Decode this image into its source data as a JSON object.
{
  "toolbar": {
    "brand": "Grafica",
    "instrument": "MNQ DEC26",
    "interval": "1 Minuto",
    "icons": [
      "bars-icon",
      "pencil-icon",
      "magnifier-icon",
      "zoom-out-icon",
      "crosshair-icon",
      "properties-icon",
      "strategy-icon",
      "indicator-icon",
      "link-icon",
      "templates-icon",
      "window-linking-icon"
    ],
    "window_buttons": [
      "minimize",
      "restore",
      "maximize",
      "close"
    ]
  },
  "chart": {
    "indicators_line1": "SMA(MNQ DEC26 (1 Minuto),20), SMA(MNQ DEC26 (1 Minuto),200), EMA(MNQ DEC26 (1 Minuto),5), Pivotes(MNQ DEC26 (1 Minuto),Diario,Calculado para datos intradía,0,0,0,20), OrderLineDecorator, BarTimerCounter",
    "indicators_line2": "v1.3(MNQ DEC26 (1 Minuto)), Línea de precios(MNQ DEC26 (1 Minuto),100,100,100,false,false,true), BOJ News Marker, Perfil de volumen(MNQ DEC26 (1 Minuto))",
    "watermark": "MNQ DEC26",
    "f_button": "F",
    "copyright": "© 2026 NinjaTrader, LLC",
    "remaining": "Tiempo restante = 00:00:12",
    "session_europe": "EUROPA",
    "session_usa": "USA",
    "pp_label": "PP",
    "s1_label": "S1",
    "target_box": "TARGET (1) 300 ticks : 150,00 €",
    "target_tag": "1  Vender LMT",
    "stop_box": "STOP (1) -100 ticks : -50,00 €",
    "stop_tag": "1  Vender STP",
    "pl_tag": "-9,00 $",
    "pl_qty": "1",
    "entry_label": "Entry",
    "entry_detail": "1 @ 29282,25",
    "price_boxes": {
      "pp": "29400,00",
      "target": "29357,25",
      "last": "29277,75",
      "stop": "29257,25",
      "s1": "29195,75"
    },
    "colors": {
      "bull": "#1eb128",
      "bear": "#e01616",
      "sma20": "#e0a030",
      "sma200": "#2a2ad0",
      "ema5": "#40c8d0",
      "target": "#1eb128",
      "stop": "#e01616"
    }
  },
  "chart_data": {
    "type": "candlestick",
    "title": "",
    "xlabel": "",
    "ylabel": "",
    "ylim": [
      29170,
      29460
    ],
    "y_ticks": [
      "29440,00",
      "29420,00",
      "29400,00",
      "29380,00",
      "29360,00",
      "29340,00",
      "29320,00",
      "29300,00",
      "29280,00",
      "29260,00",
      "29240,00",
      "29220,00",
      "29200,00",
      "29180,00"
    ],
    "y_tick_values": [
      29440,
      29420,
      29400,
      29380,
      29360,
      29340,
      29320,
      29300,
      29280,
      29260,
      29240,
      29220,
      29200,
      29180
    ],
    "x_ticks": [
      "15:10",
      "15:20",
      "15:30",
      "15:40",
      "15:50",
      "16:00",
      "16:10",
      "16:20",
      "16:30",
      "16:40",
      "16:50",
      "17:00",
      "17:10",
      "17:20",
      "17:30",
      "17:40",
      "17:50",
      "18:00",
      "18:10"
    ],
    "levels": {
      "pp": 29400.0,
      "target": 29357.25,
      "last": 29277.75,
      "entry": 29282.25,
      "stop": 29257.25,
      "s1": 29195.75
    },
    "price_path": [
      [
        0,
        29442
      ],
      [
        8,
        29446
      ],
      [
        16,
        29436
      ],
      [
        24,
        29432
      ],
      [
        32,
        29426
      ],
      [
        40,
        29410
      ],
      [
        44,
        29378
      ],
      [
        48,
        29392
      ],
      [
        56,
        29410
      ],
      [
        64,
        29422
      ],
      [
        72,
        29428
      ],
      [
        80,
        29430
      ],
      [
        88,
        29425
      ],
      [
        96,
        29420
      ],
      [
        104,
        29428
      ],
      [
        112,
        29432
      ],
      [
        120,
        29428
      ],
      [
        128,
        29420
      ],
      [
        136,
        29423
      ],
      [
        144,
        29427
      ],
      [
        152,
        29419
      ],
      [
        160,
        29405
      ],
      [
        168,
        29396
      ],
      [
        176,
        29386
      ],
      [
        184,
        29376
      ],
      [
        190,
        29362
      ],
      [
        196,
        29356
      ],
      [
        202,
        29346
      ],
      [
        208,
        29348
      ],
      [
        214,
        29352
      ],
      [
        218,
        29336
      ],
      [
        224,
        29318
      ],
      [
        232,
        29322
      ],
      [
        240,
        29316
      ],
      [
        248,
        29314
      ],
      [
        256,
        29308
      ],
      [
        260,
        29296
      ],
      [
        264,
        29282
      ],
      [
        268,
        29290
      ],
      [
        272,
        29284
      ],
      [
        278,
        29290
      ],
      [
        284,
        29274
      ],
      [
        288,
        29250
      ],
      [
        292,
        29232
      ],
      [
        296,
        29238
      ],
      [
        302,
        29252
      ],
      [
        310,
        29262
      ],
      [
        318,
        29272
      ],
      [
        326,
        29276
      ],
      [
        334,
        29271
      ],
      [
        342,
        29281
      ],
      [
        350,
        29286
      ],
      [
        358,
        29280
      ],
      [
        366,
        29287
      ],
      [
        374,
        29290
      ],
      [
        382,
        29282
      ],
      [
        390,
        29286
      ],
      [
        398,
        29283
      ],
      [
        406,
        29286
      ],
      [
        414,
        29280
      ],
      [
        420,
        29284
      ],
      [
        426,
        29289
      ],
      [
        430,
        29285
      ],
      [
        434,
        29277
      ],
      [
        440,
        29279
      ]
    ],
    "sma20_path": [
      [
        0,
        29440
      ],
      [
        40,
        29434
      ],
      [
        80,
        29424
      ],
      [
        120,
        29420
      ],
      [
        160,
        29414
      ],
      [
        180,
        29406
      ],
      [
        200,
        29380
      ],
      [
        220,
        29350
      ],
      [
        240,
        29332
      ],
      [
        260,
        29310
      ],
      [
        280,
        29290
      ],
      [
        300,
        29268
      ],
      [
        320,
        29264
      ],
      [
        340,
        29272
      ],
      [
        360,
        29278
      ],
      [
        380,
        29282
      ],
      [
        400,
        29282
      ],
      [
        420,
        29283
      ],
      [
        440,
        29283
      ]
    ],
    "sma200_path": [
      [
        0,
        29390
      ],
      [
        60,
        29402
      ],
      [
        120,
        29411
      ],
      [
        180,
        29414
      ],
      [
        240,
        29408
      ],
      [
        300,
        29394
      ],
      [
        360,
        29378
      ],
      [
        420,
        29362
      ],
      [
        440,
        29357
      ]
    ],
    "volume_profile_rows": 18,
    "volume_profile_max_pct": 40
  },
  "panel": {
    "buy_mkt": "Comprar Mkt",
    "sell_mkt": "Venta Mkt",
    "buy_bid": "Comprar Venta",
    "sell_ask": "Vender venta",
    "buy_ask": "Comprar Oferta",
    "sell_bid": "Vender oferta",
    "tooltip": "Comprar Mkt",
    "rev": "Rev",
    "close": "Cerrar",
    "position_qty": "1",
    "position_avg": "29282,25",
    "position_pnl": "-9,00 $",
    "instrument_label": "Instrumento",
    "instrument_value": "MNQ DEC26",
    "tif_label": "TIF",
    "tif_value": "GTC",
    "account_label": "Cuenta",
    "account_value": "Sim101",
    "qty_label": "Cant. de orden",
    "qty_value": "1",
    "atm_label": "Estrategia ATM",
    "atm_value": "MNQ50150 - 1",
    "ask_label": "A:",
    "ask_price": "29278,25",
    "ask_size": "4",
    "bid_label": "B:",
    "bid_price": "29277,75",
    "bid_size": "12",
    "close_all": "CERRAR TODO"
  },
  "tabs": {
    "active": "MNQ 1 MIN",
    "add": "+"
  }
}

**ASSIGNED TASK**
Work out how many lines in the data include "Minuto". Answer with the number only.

**FINISHED TASK**
3